"The legendary Queen of Assyria was so given to lust, she made legal those sensual vices of which she was often accused. Now she suffers for her desires."
It is believed that the legend of Semiramis was inspired by the historic Assyrian queen, Shammuramat (Semiramis being a Greek adaption of the original name). After the death of her husband, Shammuramat ruled as regent for her son, Adad-Nirari III, until he came of age. As such, her reign was tolerated, as normally women could not rule in their own right. Her skill in rulership was evidently effective enough that she became a highly respected figure among the Assyrians. She may have been deified upon her death, and as time went on the story of Shammuramat became more embellished and elaborated on, resulting in the mythic figure that became Semiramis.
The legend of Semiramis was recounted by both Ctesias of Cnidus and Diodorus Siculus, from which the popular accounts of her exist today. Here, she is written as the demigoddess wife of Onnes, general of King Ninus. Her wise counsel and her bravery in battle caused Ninus to fall in love with her; to gain her as a wife, he drove Onnes to madness and ultimately suicide. Upon the death of her second husband during a war with the Bactrians, Semiramis disguised herself as her son, Ninyas, in order to lead her husband's army, who believed they were taking orders from the new king. After this, she continued to rule in her own right for 42 years, refortifying Babylon and expanding her empire. She was also credited for several innovations, such as the castration of eunuchs and the damming of the Euphrates River.
However, Semiramis began to be viewed in a negative light in later centuries, first in Armenian legend (stated to have started a war with the Armenians when their king refused to marry her, resulting in their beloved king's death), and then by Christian writers, who painted her as a lustful, incestuous queen who raped her own son, passing a law to make incest between parents and children legal. Semiramis was later killed by her son.
- In The Inferno, Dante witnesses the soul of Semiramis along with the many other lustful souls who are condemned within the Tempest of Lustful Shades, within the second circle of Hell.
- Armenian legend also portrays her as lustful - namely, a homewrecker and a harlot.

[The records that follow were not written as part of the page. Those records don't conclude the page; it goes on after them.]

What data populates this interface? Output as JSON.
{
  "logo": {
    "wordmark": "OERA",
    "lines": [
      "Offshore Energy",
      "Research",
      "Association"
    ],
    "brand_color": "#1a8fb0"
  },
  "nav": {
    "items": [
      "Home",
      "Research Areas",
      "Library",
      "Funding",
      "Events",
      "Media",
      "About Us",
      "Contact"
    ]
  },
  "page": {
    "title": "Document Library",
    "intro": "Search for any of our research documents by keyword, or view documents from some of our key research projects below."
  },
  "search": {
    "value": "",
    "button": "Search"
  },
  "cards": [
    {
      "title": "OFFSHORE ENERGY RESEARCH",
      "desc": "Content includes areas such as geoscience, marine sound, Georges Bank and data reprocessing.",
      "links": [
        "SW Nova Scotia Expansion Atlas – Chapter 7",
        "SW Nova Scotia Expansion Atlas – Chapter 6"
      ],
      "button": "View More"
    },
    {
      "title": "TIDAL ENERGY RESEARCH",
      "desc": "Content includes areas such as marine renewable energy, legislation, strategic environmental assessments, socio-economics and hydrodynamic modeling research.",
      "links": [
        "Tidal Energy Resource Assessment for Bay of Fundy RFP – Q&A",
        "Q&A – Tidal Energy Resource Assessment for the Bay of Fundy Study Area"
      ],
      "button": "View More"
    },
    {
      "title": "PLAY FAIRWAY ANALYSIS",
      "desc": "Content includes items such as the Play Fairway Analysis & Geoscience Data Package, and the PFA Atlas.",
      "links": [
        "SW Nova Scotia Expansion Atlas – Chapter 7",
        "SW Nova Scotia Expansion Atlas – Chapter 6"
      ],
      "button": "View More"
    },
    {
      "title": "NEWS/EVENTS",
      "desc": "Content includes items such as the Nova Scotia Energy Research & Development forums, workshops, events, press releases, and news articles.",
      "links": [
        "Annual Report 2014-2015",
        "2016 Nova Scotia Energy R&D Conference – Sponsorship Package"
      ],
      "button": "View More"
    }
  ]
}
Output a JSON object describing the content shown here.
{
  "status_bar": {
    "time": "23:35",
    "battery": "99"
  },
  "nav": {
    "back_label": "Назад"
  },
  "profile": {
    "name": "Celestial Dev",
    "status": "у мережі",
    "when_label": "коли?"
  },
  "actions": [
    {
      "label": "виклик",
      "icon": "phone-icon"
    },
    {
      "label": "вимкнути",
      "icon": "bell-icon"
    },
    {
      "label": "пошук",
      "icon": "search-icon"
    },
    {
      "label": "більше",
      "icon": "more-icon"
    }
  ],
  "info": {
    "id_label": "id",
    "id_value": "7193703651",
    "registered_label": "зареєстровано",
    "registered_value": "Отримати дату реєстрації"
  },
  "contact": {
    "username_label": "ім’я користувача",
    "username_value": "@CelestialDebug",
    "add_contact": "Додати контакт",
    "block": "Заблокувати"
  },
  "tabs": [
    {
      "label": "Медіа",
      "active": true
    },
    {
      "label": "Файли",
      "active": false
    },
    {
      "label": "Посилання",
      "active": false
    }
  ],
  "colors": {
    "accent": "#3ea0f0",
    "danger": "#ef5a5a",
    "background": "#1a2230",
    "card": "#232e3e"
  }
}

- Indigenous Assyrians, who are currently centered around Iraq, northwest Iran, northeast Syria and southeast Turkey, still use Semiramis as a name for female children.